The Walking Dead’s fourth midseason finale episode, “Too Far Gone,” could easily have been called “About F—king Time.” It was everything fans have been waiting for since Season 3’s snooze-worthy ending. After a year of buildup and fake-outs, the Governor (David Morrissey) finally engaged the prison in all-out war. There was a tank, there were grenades, and Daryl (Norman Reedus) came this close to becoming walker meat. (Imagine the riots!) The prison walls were torn down and self-appointed child soldiers blew invaders’ heads off. We finally got the bare-hands fight to the death between Rick (Andrew Lincoln) and The Governor that’s been overdue for half a season. And there were four significant deaths, one of which got millions at home shrieking for joy: The Governor is finally dead!
Philip Blake, a.k.a. Brian Heriot, a.k.a. World’s Most Tedious Bad Guy got his just desserts, sort of. I was rooting for Michonne (Danai Gurira) to poke out his other eye then for him to get eaten alive by walkers—but being impaled then shot in the head by Lilly (Audrey Marie Anderson), the woman whose daughter died because of his insatiable need for power, works too. His death came at a moment when we couldn’t have hated him any more—besides making us suffer through two slow-paced, melodramatic episodes about his attempts to become a new man, he had just used Michonne’s sword to hack Hershel’s (Scott Wilson) head off in front of his two daughters. Hershel was The Walking Dead’s Dale 2.0: wise, selfless and the show’s moral center. Rick relied heavily on his advice and his medical skills. During the outbreak in “Internment,” Hershel even proved himself a hero by saving Glenn (Steven Yeun) and Lizzie’s (Brighton Sharbino) lives.
The show’s first season was spectacular in part because the group was constantly moving in search of bigger answers about the zombie outbreak...
The Governor, on the other hand, had led us to believe he wanted to put his bloodstained past behind him. But even after adopting a new family, all of one episode elapsed before he was back to lying, murdering (R.I.P. Martinez) and plotting to take the prison. It’s unclear what ultimately becomes of his adopted family—except for Meghan (Meyrick Murphy), the little girl he treated as a surrogate daughter, who is bitten by a walker while spending way too much time reading a sign she found in the mud. It’d be a shame to never see Tara (Alanna Masterson) and Lilly again. They were the only people in the Governor’s camp to realize just how evil the bastard was.
The fourth and saddest death was Judith’s. Rick’s infant daughter was lost in the chaos at the prison and it wasn’t until the walls had finished crumbling and most of the Governor’s camp was dead that Rick and Carl discovered her bloodied car seat. Rick doubles over in pain and Carl shoots wildly at a walker before he runs out of ammo and breaks down sobbing. ‘Lil Ass-Kicker’s’ death is painful, but it brings us to the last—and perhaps best—thing to come out of this episode: Rick and his group finally leave the prison.

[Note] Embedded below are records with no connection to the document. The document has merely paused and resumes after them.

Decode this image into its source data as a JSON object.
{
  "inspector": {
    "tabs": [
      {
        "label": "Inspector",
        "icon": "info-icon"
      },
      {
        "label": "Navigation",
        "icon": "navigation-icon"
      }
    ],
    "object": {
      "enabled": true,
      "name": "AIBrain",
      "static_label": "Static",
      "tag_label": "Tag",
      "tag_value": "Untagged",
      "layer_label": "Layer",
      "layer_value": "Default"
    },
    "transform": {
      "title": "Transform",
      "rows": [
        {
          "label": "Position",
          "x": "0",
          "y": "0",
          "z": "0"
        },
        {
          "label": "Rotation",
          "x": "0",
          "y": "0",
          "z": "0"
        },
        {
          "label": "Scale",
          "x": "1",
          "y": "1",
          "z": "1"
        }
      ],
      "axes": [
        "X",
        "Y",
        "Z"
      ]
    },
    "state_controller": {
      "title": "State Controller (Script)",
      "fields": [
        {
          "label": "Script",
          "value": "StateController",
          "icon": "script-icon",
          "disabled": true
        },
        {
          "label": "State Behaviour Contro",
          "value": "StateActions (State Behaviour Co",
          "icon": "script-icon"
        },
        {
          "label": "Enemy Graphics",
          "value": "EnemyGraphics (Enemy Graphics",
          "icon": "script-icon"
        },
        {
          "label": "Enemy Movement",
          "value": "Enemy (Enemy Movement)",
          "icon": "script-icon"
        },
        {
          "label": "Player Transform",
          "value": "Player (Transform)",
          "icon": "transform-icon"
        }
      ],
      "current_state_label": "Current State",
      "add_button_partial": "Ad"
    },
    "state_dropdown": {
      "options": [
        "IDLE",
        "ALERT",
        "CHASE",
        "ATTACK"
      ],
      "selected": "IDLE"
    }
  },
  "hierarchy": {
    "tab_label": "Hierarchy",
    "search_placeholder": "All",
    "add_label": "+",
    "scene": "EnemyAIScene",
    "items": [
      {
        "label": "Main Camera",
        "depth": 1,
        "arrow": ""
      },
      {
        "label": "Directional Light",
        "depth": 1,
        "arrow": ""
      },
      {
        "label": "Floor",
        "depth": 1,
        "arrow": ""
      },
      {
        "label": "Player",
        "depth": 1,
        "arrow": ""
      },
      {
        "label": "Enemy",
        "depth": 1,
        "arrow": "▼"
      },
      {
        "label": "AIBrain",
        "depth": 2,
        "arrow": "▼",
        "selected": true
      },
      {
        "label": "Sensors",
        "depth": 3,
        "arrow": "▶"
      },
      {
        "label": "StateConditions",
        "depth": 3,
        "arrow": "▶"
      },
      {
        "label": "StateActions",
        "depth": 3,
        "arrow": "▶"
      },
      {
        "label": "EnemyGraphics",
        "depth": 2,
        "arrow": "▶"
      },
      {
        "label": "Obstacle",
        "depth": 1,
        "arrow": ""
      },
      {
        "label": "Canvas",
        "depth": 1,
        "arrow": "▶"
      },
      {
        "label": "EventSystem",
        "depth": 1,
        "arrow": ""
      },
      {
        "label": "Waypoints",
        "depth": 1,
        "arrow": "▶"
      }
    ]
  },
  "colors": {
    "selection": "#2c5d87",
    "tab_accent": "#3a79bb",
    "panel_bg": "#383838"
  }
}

Even with the virus that swept the cellblocks and the swarms of walkers threatening to bring down the fence, it has been difficult to keep the prison environs interesting. The show’s first season was spectacular in part because the group was constantly moving in search of bigger answers about the zombie outbreak—and it slows down every time the characters find a place to stay put. In executive producer Robert Kirkman’s comic books, Rick and the gang eventually head up north, where they meet a man who says he knows what caused the zombie outbreak and leads them toward Washington D.C. Though the graphic novels and the show only vaguely mirror each other, a move like this couldn’t come at a more perfect time. But we’ll have to wait until February to find out.